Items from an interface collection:
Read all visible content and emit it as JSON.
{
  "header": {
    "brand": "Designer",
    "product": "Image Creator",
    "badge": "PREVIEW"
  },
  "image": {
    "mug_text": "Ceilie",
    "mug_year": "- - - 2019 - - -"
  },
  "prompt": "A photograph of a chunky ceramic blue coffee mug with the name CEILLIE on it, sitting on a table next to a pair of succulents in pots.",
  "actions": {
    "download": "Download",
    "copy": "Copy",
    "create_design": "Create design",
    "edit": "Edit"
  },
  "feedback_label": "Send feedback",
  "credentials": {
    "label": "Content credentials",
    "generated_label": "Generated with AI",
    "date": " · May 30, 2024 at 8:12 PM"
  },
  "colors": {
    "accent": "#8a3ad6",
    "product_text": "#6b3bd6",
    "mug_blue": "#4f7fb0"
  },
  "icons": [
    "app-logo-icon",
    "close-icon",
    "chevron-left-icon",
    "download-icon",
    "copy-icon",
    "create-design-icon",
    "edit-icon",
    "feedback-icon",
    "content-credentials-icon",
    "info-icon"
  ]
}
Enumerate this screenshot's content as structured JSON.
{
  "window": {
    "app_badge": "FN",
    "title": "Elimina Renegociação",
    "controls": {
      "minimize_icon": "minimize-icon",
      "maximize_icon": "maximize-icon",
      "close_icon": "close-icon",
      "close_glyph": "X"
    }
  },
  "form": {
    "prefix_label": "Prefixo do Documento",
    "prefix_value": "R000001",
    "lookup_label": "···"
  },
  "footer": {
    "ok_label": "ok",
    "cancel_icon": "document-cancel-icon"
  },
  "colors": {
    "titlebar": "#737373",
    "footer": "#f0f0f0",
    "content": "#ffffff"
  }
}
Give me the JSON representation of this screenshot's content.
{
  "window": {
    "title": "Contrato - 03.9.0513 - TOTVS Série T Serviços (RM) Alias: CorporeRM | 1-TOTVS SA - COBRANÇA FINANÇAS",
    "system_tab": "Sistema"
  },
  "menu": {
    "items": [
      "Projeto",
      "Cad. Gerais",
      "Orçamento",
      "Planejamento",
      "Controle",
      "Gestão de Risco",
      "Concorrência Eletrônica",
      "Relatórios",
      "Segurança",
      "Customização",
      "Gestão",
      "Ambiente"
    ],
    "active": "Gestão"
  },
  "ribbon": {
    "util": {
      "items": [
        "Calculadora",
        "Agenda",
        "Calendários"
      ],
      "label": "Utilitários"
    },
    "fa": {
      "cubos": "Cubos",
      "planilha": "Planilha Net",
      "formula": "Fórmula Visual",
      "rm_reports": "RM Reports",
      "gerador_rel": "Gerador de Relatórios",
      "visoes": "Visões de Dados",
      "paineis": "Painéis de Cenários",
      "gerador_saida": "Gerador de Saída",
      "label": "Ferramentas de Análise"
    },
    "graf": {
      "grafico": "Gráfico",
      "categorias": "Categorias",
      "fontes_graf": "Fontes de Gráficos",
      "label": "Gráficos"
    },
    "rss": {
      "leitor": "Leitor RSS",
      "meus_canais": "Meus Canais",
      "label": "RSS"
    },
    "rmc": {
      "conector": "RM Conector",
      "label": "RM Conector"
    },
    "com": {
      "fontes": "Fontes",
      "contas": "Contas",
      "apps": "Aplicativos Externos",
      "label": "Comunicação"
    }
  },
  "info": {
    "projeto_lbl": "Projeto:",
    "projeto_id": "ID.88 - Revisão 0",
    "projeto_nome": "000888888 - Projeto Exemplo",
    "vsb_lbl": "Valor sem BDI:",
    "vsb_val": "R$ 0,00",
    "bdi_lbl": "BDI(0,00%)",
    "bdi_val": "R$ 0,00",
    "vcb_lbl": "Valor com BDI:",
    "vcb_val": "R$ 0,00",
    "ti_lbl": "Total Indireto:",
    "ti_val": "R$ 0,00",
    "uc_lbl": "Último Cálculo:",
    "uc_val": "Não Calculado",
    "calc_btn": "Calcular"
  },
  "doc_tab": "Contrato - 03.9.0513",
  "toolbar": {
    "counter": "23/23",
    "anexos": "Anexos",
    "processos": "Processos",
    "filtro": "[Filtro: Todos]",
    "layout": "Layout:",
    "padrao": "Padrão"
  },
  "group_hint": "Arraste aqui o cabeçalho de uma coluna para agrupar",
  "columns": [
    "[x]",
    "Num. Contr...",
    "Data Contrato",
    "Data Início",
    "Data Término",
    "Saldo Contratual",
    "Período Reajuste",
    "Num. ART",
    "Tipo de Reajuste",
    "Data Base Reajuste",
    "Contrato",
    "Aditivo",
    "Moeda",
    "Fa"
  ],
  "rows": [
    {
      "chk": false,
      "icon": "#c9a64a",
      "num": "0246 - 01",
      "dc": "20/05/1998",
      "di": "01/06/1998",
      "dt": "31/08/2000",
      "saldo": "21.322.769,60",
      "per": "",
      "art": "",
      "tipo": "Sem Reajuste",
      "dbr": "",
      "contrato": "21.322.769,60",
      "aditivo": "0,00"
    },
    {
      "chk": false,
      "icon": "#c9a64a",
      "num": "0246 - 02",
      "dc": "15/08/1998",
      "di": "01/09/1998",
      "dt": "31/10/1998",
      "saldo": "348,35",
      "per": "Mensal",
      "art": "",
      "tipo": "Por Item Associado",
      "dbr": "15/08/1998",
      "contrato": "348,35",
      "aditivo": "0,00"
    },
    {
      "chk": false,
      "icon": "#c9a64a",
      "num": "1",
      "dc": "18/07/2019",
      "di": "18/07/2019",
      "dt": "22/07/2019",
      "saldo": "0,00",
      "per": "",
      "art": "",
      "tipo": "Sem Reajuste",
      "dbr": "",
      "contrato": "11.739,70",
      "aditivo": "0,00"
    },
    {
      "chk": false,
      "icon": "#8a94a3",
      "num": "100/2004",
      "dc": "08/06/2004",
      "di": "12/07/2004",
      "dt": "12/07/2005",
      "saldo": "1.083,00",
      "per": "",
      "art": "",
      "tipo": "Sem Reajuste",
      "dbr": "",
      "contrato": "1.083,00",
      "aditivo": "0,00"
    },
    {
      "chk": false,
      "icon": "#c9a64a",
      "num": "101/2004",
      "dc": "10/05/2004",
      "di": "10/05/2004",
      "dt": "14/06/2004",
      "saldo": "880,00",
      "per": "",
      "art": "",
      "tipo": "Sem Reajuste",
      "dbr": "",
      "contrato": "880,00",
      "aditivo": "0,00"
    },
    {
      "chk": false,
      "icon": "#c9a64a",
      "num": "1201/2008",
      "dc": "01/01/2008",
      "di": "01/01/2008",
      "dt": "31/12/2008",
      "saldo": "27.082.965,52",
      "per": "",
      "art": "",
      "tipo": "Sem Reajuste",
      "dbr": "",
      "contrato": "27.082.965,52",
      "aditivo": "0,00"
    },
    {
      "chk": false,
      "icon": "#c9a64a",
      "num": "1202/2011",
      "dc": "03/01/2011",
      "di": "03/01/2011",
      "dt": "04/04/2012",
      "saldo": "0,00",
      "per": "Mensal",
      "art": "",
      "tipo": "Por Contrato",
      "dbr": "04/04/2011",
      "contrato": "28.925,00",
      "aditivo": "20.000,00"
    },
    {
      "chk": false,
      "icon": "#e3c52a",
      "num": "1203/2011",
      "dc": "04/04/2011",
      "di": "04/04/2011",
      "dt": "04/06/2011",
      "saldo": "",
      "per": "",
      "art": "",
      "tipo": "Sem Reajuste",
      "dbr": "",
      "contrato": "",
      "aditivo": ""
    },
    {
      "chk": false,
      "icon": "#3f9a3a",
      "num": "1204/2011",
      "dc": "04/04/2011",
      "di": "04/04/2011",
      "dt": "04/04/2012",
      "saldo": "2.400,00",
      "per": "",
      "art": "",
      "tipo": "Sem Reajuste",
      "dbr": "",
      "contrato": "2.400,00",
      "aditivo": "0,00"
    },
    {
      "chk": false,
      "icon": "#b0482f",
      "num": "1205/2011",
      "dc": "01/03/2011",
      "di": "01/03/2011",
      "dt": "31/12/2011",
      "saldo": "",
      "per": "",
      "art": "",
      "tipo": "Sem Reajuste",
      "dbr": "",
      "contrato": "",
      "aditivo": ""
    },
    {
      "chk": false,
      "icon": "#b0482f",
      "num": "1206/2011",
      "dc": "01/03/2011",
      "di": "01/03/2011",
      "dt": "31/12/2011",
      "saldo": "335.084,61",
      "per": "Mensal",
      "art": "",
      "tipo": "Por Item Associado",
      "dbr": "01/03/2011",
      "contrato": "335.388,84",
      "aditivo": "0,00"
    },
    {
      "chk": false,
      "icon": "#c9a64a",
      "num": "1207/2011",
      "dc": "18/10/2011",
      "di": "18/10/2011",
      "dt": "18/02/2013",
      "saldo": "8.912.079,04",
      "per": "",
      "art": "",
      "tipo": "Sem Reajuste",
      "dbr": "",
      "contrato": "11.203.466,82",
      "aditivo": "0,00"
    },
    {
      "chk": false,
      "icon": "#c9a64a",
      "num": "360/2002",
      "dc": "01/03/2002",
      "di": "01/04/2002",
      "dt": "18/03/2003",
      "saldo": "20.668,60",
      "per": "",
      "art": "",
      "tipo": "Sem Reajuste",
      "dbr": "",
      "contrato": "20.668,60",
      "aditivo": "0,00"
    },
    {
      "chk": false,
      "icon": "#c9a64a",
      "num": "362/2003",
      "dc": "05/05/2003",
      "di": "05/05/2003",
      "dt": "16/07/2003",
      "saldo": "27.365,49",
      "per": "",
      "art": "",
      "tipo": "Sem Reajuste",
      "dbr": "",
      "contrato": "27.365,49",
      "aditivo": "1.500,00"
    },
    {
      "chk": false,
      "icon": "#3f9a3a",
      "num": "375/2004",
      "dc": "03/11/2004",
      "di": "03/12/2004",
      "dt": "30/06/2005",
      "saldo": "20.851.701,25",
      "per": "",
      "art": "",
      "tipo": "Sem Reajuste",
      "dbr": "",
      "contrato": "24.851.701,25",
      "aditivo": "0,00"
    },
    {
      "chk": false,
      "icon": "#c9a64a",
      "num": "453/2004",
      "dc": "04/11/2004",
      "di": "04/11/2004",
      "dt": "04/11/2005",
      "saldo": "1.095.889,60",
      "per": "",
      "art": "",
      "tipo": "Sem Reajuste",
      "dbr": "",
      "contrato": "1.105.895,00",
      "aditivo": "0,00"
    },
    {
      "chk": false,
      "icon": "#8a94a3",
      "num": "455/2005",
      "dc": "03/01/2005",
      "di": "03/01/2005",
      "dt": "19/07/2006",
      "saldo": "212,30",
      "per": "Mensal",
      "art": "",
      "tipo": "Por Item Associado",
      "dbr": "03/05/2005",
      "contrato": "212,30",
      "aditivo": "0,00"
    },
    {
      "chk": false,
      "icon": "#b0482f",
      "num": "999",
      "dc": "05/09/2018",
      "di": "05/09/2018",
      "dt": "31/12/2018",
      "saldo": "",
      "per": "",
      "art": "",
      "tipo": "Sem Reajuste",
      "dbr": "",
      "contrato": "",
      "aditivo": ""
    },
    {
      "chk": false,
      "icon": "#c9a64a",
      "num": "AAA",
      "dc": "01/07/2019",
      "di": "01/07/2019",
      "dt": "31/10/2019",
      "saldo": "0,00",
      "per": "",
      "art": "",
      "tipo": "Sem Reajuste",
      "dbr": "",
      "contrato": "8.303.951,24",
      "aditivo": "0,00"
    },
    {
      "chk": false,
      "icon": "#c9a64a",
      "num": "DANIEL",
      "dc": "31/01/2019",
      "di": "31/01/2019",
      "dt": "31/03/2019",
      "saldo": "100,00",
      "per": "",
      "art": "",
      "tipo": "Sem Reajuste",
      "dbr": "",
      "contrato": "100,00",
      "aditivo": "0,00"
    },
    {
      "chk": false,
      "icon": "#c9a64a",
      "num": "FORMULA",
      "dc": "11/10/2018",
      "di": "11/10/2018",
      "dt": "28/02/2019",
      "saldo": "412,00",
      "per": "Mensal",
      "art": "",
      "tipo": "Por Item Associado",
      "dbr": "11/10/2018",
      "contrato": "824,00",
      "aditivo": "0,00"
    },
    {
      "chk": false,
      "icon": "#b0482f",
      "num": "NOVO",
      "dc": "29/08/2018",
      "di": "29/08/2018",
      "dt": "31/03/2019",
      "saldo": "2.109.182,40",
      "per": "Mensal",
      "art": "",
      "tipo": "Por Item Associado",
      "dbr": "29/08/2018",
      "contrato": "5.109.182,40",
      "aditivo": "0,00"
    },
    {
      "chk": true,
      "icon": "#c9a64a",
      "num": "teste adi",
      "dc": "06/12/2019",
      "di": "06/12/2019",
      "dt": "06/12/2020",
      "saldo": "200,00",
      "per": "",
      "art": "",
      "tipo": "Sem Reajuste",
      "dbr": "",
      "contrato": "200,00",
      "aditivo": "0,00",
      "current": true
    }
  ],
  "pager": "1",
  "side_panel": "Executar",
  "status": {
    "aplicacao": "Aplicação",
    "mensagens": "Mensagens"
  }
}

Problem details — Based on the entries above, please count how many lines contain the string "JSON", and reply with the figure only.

Response to this task — 3